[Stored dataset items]
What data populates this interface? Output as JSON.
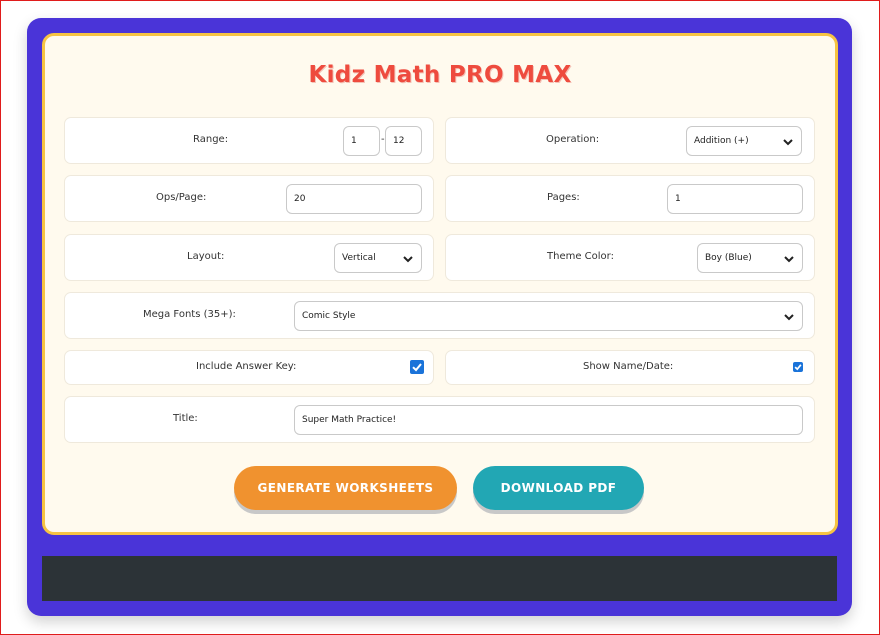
{
  "app_title": "Kidz Math PRO MAX",
  "form": {
    "range": {
      "label": "Range:",
      "min": "1",
      "separator": "-",
      "max": "12"
    },
    "operation": {
      "label": "Operation:",
      "value": "Addition (+)"
    },
    "ops_per_page": {
      "label": "Ops/Page:",
      "value": "20"
    },
    "pages": {
      "label": "Pages:",
      "value": "1"
    },
    "layout": {
      "label": "Layout:",
      "value": "Vertical"
    },
    "theme_color": {
      "label": "Theme Color:",
      "value": "Boy (Blue)"
    },
    "mega_fonts": {
      "label": "Mega Fonts (35+):",
      "value": "Comic Style"
    },
    "answer_key": {
      "label": "Include Answer Key:",
      "checked": true
    },
    "name_date": {
      "label": "Show Name/Date:",
      "checked": true
    },
    "title": {
      "label": "Title:",
      "value": "Super Math Practice!"
    }
  },
  "buttons": {
    "generate": "GENERATE WORKSHEETS",
    "download": "DOWNLOAD PDF"
  },
  "colors": {
    "shell": "#4a34d8",
    "card_border": "#f6c343",
    "title": "#ee4b3e",
    "generate_button": "#f0922f",
    "download_button": "#22a7b4",
    "checkbox": "#1a73d9",
    "footer": "#2c3337"
  },
  "icons": [
    "chevron-down-icon",
    "checkmark-icon"
  ]
}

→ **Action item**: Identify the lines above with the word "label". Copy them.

→ **Output of the exercise**:
      "label": "Range:",
      "label": "Operation:",
      "label": "Ops/Page:",
      "label": "Pages:",
      "label": "Layout:",
      "label": "Theme Color:",
      "label": "Mega Fonts (35+):",
      "label": "Include Answer Key:",
      "label": "Show Name/Date:",
      "label": "Title:",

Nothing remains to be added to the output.